Patti Davis, daughter of late President Ronald Reagan and Nancy Reagan, just handed President Donald Trump a letter that said it all about his apparent friendship with the Russians.
This is not the first time Davis had called out the president .
It’s well known that my father was quite focused on anti-communism long before he entered politics. Ronald Reagan’s time as president of the Screen Actors Guild was often used in speaking out against the threat of communism as he (and others) perceived it in Hollywood. So it should come as no surprise that the topic occasionally found its way to the dinner table.
As a child with a flair for the dramatic I got it into my head that there was a real threat of the Russians landing on the beaches of Malibu with the goal of making America more like Russia. Which meant, in my mind, a landscape of somber gray cities and ashen faced people with no joy in their lives. I have no idea how I got the idea that everything in Russia was gray, it’s just the color my over-active imagination chose.
As I got older I found humor in my childishly dramatic projections, and would occasionally share the story with friends as a way of revealing what a quirky imagination I had, even at the age of seven. I have to admit that, these days, I don’t find it so funny anymore. Not that I think boats are going to land in Malibu, or that an entire country will be washed in gray, but the idea of Russia gaining leverage and even dominance over America no longer feels impossible.

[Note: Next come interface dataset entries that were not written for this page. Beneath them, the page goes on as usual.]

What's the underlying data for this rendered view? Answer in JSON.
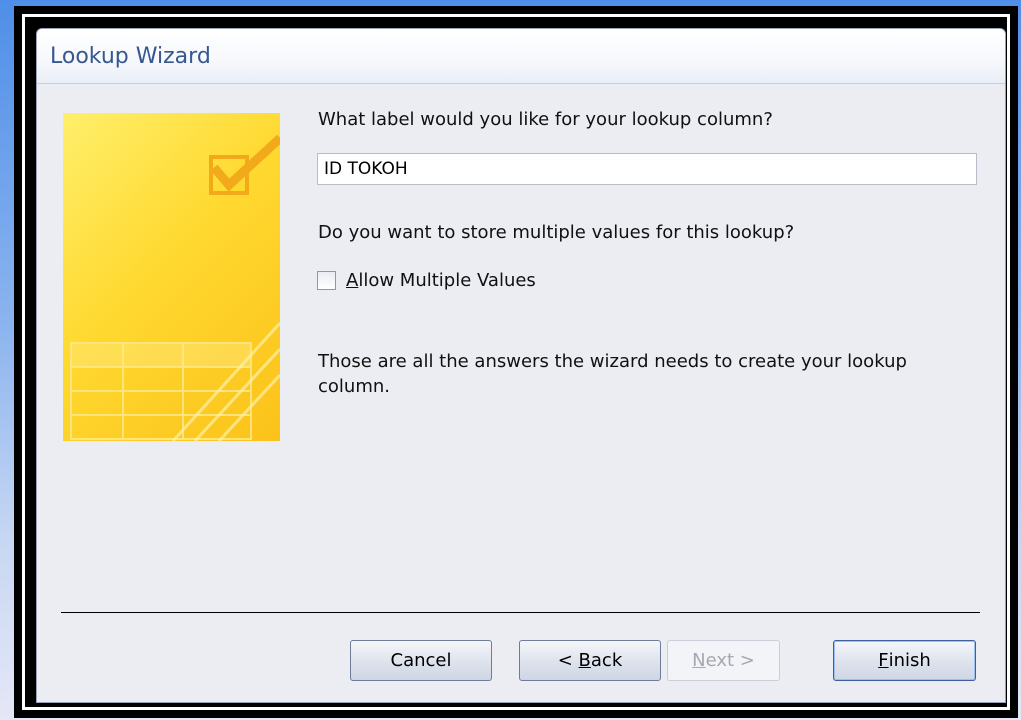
{
  "window": {
    "title": "Lookup Wizard"
  },
  "banner": {
    "icon": "checkbox-table-illustration"
  },
  "form": {
    "label_prompt": "What label would you like for your lookup column?",
    "label_value": "ID TOKOH",
    "multi_prompt": "Do you want to store multiple values for this lookup?",
    "allow_multiple_label_prefix": "",
    "allow_multiple_mnemonic": "A",
    "allow_multiple_label_rest": "llow Multiple Values",
    "allow_multiple_checked": false,
    "info_text": "Those are all the answers the wizard needs to create your lookup column."
  },
  "buttons": {
    "cancel": "Cancel",
    "back_prefix": "< ",
    "back_mnemonic": "B",
    "back_rest": "ack",
    "next_mnemonic": "N",
    "next_rest": "ext >",
    "finish_mnemonic": "F",
    "finish_rest": "inish"
  },
  "colors": {
    "title_text": "#36578f",
    "banner_yellow": "#ffd930",
    "dialog_bg": "#ecedf3"
  }
}
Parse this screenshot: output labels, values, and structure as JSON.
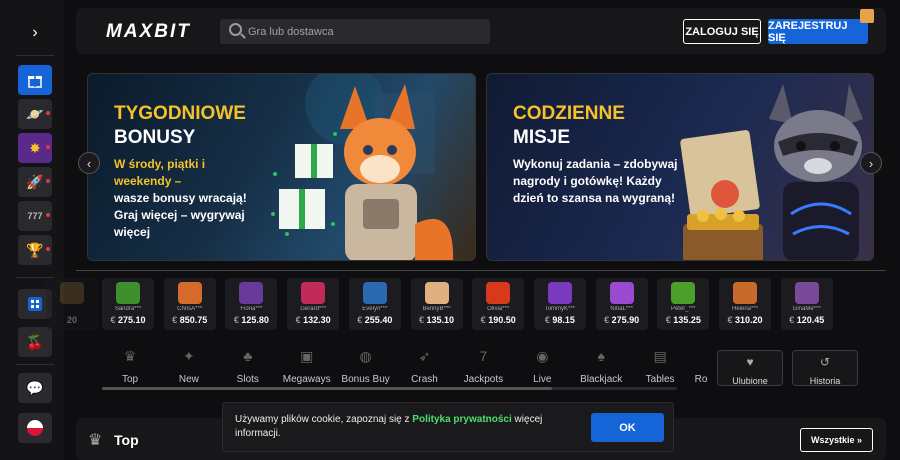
{
  "header": {
    "logo": "MAXBIT",
    "search_placeholder": "Gra lub dostawca",
    "login_label": "ZALOGUJ SIĘ",
    "register_label": "ZAREJESTRUJ SIĘ"
  },
  "sidebar": {
    "toggle_icon": "chevron-right-icon",
    "items": [
      {
        "icon": "gift-icon",
        "active": true
      },
      {
        "icon": "planet-icon"
      },
      {
        "icon": "star-badge-icon"
      },
      {
        "icon": "rocket-icon"
      },
      {
        "icon": "slot-777-icon"
      },
      {
        "icon": "trophy-icon"
      },
      {
        "icon": "grid-icon"
      },
      {
        "icon": "cherry-icon"
      },
      {
        "icon": "chat-icon"
      },
      {
        "icon": "poland-flag-icon"
      }
    ]
  },
  "banners": [
    {
      "title_line1": "TYGODNIOWE",
      "title_line2": "BONUSY",
      "text_highlight": "W środy, piątki i weekendy –",
      "text_rest": "wasze bonusy wracają! Graj więcej – wygrywaj więcej"
    },
    {
      "title_line1": "CODZIENNE",
      "title_line2": "MISJE",
      "text": "Wykonuj zadania – zdobywaj nagrody i gotówkę! Każdy dzień to szansa na wygraną!"
    }
  ],
  "winners": [
    {
      "name": "",
      "amount": "20",
      "color": "#8a6a40"
    },
    {
      "name": "Sandra***",
      "amount": "275.10",
      "color": "#3f8f2e"
    },
    {
      "name": "ChrisA***",
      "amount": "850.75",
      "color": "#d66a2a"
    },
    {
      "name": "Fiona***",
      "amount": "125.80",
      "color": "#6a3a9a"
    },
    {
      "name": "Gerard***",
      "amount": "132.30",
      "color": "#c22a5a"
    },
    {
      "name": "Evelyn***",
      "amount": "255.40",
      "color": "#2a6ab0"
    },
    {
      "name": "BennyB***",
      "amount": "135.10",
      "color": "#e0b080"
    },
    {
      "name": "Olivia***",
      "amount": "190.50",
      "color": "#d63a1a"
    },
    {
      "name": "TommyK***",
      "amount": "98.15",
      "color": "#7a3ac0"
    },
    {
      "name": "NinaL***",
      "amount": "275.90",
      "color": "#9a4ad0"
    },
    {
      "name": "Peter_***",
      "amount": "135.25",
      "color": "#4aa02a"
    },
    {
      "name": "Helena***",
      "amount": "310.20",
      "color": "#c86a2a"
    },
    {
      "name": "GinaMe***",
      "amount": "120.45",
      "color": "#7a4a9a"
    }
  ],
  "currency": "€",
  "categories": [
    {
      "label": "Top",
      "icon": "crown-icon"
    },
    {
      "label": "New",
      "icon": "flame-icon"
    },
    {
      "label": "Slots",
      "icon": "cherry-icon"
    },
    {
      "label": "Megaways",
      "icon": "slot-777-icon"
    },
    {
      "label": "Bonus Buy",
      "icon": "money-bag-icon"
    },
    {
      "label": "Crash",
      "icon": "rocket-icon"
    },
    {
      "label": "Jackpots",
      "icon": "seven-icon"
    },
    {
      "label": "Live",
      "icon": "live-icon"
    },
    {
      "label": "Blackjack",
      "icon": "cards-icon"
    },
    {
      "label": "Tables",
      "icon": "table-card-icon"
    },
    {
      "label": "Ro",
      "icon": ""
    }
  ],
  "quick_links": [
    {
      "label": "Ulubione",
      "icon": "heart-icon"
    },
    {
      "label": "Historia",
      "icon": "history-icon"
    }
  ],
  "section": {
    "title": "Top",
    "all_label": "Wszystkie"
  },
  "cookie": {
    "text_before": "Używamy plików cookie, zapoznaj się z ",
    "link": "Polityka prywatności",
    "text_after": " więcej informacji.",
    "ok_label": "OK"
  }
}
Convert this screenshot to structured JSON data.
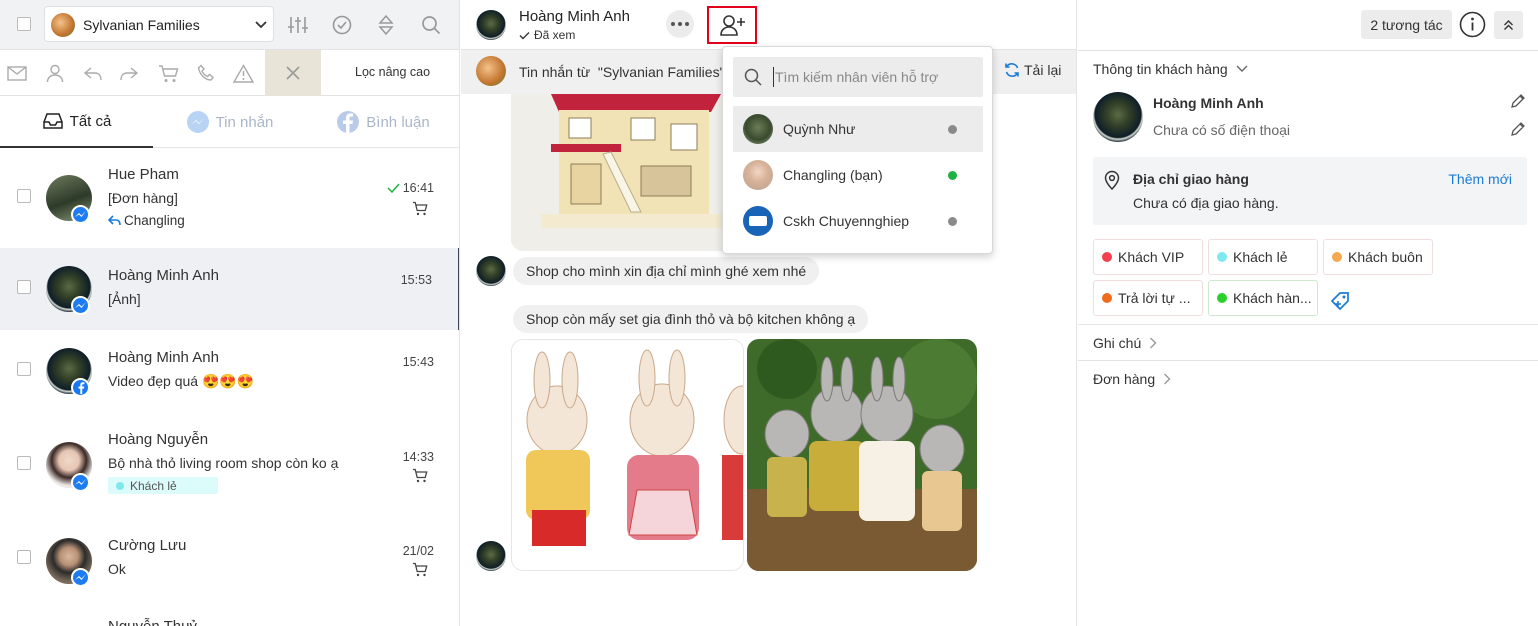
{
  "colors": {
    "accent": "#1a7bd6",
    "messenger": "#1e7cf2",
    "facebook": "#1877f2",
    "online": "#1fb142",
    "offline": "#8a8a8a",
    "highlight": "#e3001b"
  },
  "left": {
    "page_selector": "Sylvanian Families",
    "advanced_filter": "Lọc nâng cao",
    "tabs": {
      "all": "Tất cả",
      "messages": "Tin nhắn",
      "comments": "Bình luận"
    },
    "conversations": [
      {
        "name": "Hue Pham",
        "line1": "[Đơn hàng]",
        "line2": "Changling",
        "time": "16:41",
        "channel": "messenger"
      },
      {
        "name": "Hoàng Minh Anh",
        "line1": "[Ảnh]",
        "time": "15:53",
        "channel": "messenger"
      },
      {
        "name": "Hoàng Minh Anh",
        "line1": "Video đẹp quá 😍😍😍",
        "time": "15:43",
        "channel": "facebook"
      },
      {
        "name": "Hoàng Nguyễn",
        "line1": "Bộ nhà thỏ living room shop còn ko ạ",
        "tag": "Khách lẻ",
        "time": "14:33",
        "channel": "messenger"
      },
      {
        "name": "Cường Lưu",
        "line1": "Ok",
        "time": "21/02",
        "channel": "messenger"
      },
      {
        "name": "Nguyễn Thuỷ"
      }
    ]
  },
  "middle": {
    "contact_name": "Hoàng Minh Anh",
    "seen_status": "Đã xem",
    "interactions": "2 tương tác",
    "message_from": "Tin nhắn từ  \"Sylvanian Families\"",
    "reload": "Tải lại",
    "messages": [
      "Shop cho mình xin địa chỉ mình ghé xem nhé",
      "Shop còn mấy set gia đình thỏ và bộ kitchen không ạ"
    ]
  },
  "assign_dropdown": {
    "search_placeholder": "Tìm kiếm nhân viên hỗ trợ",
    "staff": [
      {
        "name": "Quỳnh Như",
        "status": "offline"
      },
      {
        "name": "Changling (bạn)",
        "status": "online"
      },
      {
        "name": "Cskh Chuyennghiep",
        "status": "offline"
      }
    ]
  },
  "right": {
    "section_title": "Thông tin khách hàng",
    "customer_name": "Hoàng Minh Anh",
    "phone": "Chưa có số điện thoại",
    "address_title": "Địa chỉ giao hàng",
    "add_new": "Thêm mới",
    "address_value": "Chưa có địa giao hàng.",
    "tags": [
      {
        "label": "Khách VIP",
        "color": "#f2404e"
      },
      {
        "label": "Khách lẻ",
        "color": "#7eeaf0"
      },
      {
        "label": "Khách buôn",
        "color": "#f5a94e"
      },
      {
        "label": "Trả lời tự ...",
        "color": "#f26a1b"
      },
      {
        "label": "Khách hàn...",
        "color": "#2bd12b"
      }
    ],
    "notes": "Ghi chú",
    "orders": "Đơn hàng"
  }
}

In six short months Donald Trump, the president who doesn’t know how to be one, has tipped America off its position as the most powerful country in the world and left us scrambling in the dust, trying to remember who we are and who we are supposed to be on the international stage. David Gergen pointed out how sad and sobering it was to see, at the G-20 summit, that America is no longer the major player. I would add that what is particularly sobering is how quickly power can be dismantled. Our democracy was supposed to be invincible — that’s what many of us had come to believe. But that isn’t true. One man, whose arrogance and ego lead him trippingly into chaos of his own making, can turn a shining city on the hill into a shadowy, taudry replica of itself. Where once we had currency in the world, we are now left holding fool’s gold.
I would just like to point out that I have never seen a group of people acquainted with so many Russians. I’ve met two Russian people in my entire life, and one of them was a refrigerator repair man. The fact that every other person the Trumps know is Russian should have tipped us off a year ago that something was amiss. But I digress.
The almost Shakespearean irony of Donald Trump as president is that his worst fear — that of being ridiculed and disregarded — is precisely what he has created by his own actions. If he was quiet for five minutes he might hear the echo of Putin’s laughter carried on the wind across countries and oceans. But Trump’s ego is a loud, boisterous thing and will never allow him to hear anything that might cause him to reflect.
I hate to end on a chilling note, but I’m going to. Our democracy, and the dignity of America, is wounded and bleeding out. It doesn’t mean that it can’t be restored and healed, but not by this administration. And it will only get worse if those intent on making excuses continue saying that Trump and his extended family are new at this governing thing, and are just bumbling a bit. They know exactly what they’re doing. And so does the rest of the world.